#### Available data ####

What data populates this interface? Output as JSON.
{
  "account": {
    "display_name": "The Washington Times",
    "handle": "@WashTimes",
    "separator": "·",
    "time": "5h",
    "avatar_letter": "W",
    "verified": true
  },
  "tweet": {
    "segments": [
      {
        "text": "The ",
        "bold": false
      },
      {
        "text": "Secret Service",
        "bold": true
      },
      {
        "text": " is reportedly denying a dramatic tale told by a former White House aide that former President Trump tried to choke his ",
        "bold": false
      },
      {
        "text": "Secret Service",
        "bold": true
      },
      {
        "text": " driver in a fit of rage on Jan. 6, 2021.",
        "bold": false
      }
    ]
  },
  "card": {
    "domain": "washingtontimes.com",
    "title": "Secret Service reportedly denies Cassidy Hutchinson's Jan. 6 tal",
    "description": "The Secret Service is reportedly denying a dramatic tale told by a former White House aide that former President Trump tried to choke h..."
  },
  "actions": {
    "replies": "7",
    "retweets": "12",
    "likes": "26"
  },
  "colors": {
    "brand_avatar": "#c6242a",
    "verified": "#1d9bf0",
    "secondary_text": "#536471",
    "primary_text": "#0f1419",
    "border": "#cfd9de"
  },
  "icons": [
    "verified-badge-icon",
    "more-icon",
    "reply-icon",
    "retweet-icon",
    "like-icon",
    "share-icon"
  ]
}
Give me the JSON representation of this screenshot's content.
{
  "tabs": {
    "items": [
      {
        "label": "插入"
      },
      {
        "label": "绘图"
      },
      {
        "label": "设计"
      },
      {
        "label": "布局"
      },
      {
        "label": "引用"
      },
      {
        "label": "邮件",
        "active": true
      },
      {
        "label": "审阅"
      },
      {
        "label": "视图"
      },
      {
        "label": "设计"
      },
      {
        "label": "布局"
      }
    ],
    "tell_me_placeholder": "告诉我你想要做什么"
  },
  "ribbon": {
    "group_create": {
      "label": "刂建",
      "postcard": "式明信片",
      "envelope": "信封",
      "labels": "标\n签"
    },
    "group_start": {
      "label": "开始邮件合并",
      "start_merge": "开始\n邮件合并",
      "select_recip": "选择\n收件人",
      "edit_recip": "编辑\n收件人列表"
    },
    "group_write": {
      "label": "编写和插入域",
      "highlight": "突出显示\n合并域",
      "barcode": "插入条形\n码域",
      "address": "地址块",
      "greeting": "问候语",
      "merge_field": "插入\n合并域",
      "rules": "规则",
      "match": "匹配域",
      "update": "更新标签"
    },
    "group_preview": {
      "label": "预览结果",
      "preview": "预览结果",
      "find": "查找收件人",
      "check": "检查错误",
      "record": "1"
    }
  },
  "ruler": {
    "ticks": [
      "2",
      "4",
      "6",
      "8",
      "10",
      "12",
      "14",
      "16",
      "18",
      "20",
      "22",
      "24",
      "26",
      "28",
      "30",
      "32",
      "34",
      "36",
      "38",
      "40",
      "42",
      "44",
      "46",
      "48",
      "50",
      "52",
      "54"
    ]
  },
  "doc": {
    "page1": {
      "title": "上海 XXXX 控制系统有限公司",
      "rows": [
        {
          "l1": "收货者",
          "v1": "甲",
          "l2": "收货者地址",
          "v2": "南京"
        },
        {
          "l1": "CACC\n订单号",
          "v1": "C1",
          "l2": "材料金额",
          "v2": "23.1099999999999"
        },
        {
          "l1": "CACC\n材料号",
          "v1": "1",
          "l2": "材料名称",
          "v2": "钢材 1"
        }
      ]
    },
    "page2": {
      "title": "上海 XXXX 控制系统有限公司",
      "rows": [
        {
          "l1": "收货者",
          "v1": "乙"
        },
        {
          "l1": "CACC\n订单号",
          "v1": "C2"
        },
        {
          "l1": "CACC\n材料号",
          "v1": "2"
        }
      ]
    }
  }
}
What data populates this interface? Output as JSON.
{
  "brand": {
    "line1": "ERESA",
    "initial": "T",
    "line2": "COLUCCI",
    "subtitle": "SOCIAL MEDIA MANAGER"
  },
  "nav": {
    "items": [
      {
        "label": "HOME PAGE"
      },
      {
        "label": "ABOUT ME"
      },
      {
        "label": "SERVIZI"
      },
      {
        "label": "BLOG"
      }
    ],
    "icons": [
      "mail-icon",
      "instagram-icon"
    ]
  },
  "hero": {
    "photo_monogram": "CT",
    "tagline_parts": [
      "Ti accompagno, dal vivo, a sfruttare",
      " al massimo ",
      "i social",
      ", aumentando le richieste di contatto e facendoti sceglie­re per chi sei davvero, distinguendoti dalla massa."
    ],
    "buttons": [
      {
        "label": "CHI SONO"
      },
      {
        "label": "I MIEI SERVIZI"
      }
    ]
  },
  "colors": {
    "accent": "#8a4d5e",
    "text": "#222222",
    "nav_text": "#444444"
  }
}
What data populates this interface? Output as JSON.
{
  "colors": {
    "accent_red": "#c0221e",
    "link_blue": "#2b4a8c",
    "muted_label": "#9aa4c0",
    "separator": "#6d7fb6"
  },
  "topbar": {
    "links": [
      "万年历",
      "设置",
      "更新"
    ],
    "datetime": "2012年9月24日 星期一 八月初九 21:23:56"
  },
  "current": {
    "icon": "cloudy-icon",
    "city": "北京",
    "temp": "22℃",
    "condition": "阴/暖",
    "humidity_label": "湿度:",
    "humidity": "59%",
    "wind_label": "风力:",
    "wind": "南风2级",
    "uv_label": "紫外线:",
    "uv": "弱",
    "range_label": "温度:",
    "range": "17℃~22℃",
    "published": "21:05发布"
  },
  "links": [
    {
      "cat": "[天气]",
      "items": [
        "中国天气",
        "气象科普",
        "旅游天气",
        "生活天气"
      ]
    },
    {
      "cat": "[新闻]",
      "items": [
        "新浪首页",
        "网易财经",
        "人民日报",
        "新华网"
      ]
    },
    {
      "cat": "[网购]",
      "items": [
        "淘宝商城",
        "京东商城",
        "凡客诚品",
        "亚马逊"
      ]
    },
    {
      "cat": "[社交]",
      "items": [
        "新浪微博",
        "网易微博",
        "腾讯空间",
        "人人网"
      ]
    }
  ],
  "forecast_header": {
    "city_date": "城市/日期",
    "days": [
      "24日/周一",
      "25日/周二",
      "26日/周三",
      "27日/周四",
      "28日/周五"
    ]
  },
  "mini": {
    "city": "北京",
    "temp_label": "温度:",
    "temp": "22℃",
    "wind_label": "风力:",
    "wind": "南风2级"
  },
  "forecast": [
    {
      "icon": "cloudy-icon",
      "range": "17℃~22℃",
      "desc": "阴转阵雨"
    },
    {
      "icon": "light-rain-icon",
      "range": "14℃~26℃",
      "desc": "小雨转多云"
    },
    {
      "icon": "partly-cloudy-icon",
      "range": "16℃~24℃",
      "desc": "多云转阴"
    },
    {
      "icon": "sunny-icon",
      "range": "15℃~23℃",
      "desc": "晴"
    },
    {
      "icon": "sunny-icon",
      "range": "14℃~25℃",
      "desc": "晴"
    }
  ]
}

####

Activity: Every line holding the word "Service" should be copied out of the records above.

Exercise output:
        "text": "Secret Service",
        "text": "Secret Service",
    "title": "Secret Service reportedly denies Cassidy Hutchinson's Jan. 6 tal",
    "description": "The Secret Service is reportedly denying a dramatic tale told by a former White House aide that former President Trump tried to choke h..."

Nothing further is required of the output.